The new stcw convention which comes in force will positively enhance performance and safety aspects of vessel as more stringent rules have been laid down for the training of the officers, crew and shore maritime establishments. I feel proud to say that India is already well geared up to fulfil the requirements of the revised stow conventions.

I am anxiously waiting for the day when the Ministry of Transport and Shipping will recognize Indian masters and Chief Engineers achievements and recommend to the Government of India to suitably reward our achievements for commanding and running the worlds largest floating object.

The vessel has received extensive media coverage in the past, BBCs Discovery channel has featured T. T. Jahre Viking, interviewed with BBC by "Jeremy Clarksons, the programme named "Extreme Machines", was shown on televisions all over the world several times, including India. Another programme, "Building the Biggest", received wide coverage all over the world.

Having spent my formative years in Panipat, a land-locked town, close to Delhi in north India, I had an eager yearning for the adventurous life of a sailor from a very early age. I embarked on my romance with the high seas in 1960. I was about 18 years old, full of energy and ready to take on the world. My tryst with the seas began on board Malabar Steamships home trade vessel Jayshor. I joined as an ordinary seaman (commonly known in those days as a Khalasi). For four years, I sailed in various home trade companies and obtained my mate home trade competency certificate. After clearing my Mate Home Trade, I joined Chowgule Steamship home trade passenger fleet, which plied between Bombay-Goa. My career took a turn for the better, when I joined Wallem Ship management in 1972 and obtained Mater F. G. in the year 1974. Wallem Ship management entrusted me with command in 1975. I was given the honour of Commodore of Wallem Fleet in 1993. In January 1992, I was entrusted with the command of the worlds largest vessel and tanker T. T. Jahre Viking. This has perhaps been the most challenging as well as proud assignment in my shipping career. The vessel has been called the biggest floating object on earth. During Iran-Iraq war, Iraqi's hit T. T. Jahre Viking on May 14th, 1988. It was declared a total constructive loss and laid up in Brunei Bay. Today, she runs regularly between the Middle East and US.

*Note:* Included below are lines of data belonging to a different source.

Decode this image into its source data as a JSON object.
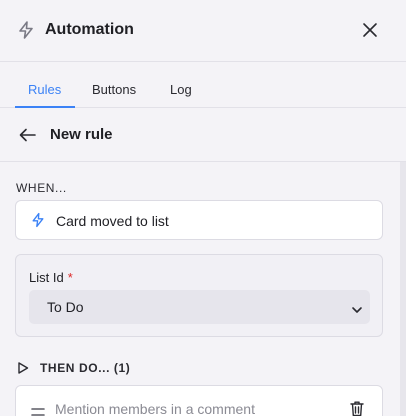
{
  "header": {
    "title": "Automation",
    "icon": "lightning-bolt-icon",
    "close_icon": "close-icon"
  },
  "tabs": [
    {
      "label": "Rules",
      "active": true
    },
    {
      "label": "Buttons",
      "active": false
    },
    {
      "label": "Log",
      "active": false
    }
  ],
  "subheader": {
    "title": "New rule",
    "back_icon": "arrow-left-icon"
  },
  "trigger_section": {
    "label": "WHEN...",
    "trigger": {
      "text": "Card moved to list",
      "icon": "lightning-bolt-icon"
    },
    "field": {
      "label": "List Id",
      "required_mark": "*",
      "value": "To Do"
    }
  },
  "actions_section": {
    "label": "THEN DO... (1)",
    "actions": [
      {
        "text": "Mention members in a comment",
        "icon": "drag-handle-icon",
        "delete_icon": "trash-icon"
      }
    ]
  },
  "colors": {
    "accent": "#3b82f6",
    "required": "#dc2626",
    "background": "#f4f3f7"
  }
}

T. T. Jahre Viking, has the deadweight of 564,763 MT and summer displacement have 647, 955 MT when laden with nearly 4.1 million barrels of crude oil, is crewed by Indian officers and Filipino seamen. As the Master of the vessel, my immediate responsibility remains delivering a cargo worth about $112 million with optimum dispatch and turnover. This is no mean task considering that cargo on board the vessel is an environmental hazard. I ensure that my crew are well trained, maintain high professional standards and are capable of complying with industry safety procedures and do the necessary to protect the environment. These concerns are paramount in the shipping industry now.

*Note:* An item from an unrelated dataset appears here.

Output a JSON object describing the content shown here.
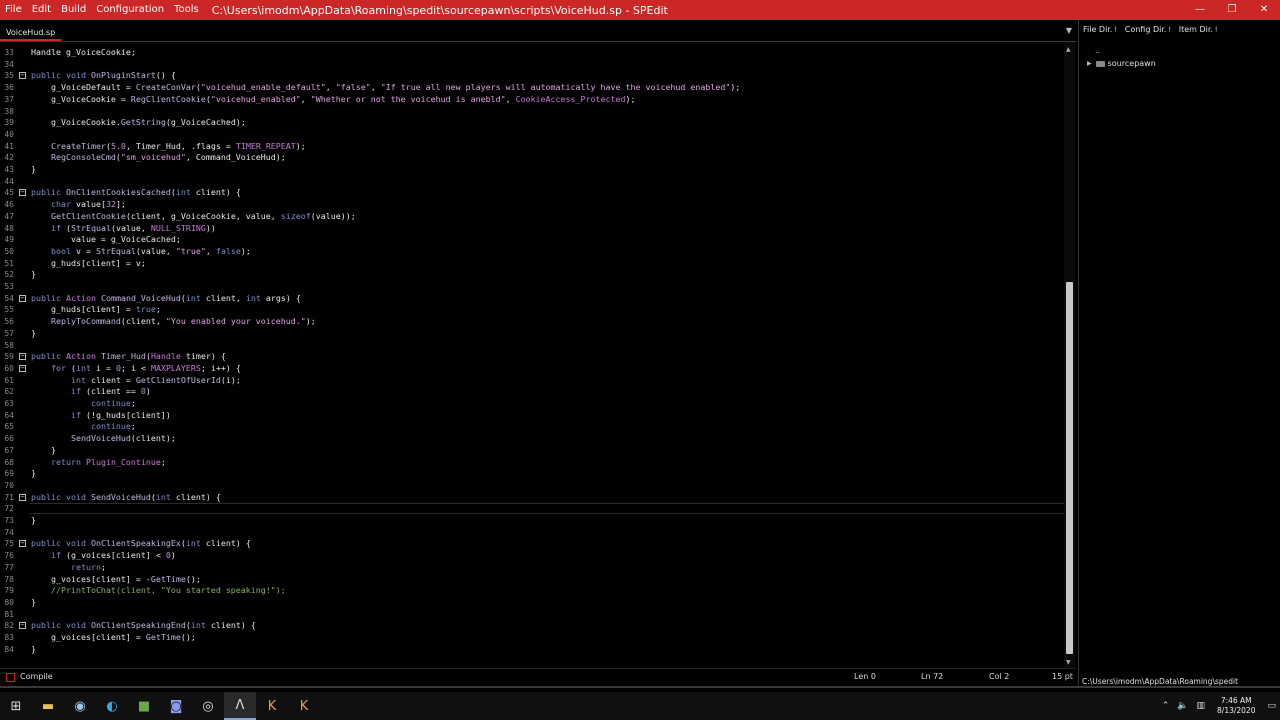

T. T. Jahre Viking has had an interesting past during the course of which she has changed many hands. As a matter of fact, she became the largest vessel in the world more by accident than by design. Jahre Viking initially was not very large. It was launched in Japan at Sumitomo Heavy Industries Yard at Opera in 1975 as hull number 1016 and christened Seawise Giant. After three years she was sold to C. Y. Tung who returned the vessel to shipbuilder Nippon Kokan in Japan to have a new section added. Amazingly, after modification, she measured 458.45 M, a full 158.5 M longer than the Eiffel Tower!

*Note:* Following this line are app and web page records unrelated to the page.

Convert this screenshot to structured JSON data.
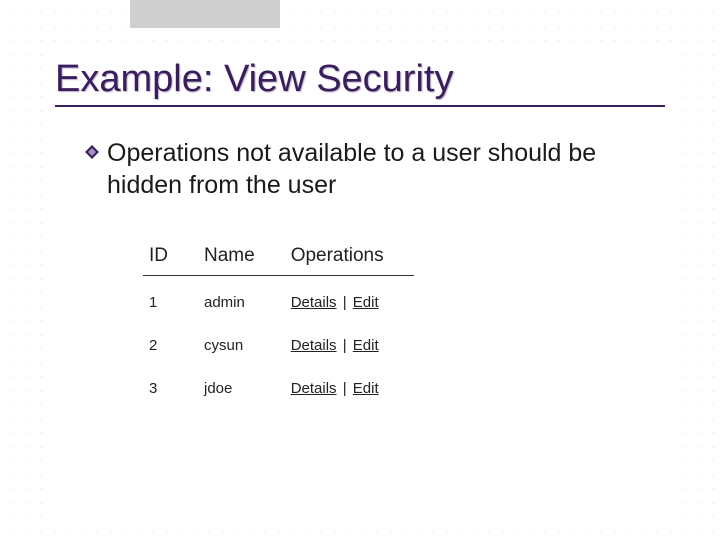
{
  "title": "Example: View Security",
  "bullet": "Operations not available to a user should be hidden from the user",
  "table": {
    "headers": {
      "id": "ID",
      "name": "Name",
      "operations": "Operations"
    },
    "rows": [
      {
        "id": "1",
        "name": "admin",
        "op_details": "Details",
        "op_sep": " | ",
        "op_edit": "Edit"
      },
      {
        "id": "2",
        "name": "cysun",
        "op_details": "Details",
        "op_sep": " | ",
        "op_edit": "Edit"
      },
      {
        "id": "3",
        "name": "jdoe",
        "op_details": "Details",
        "op_sep": " | ",
        "op_edit": "Edit"
      }
    ]
  }
}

The Egyptian Deputy Prime Minister and the Governor of Suez Canal on board during transit.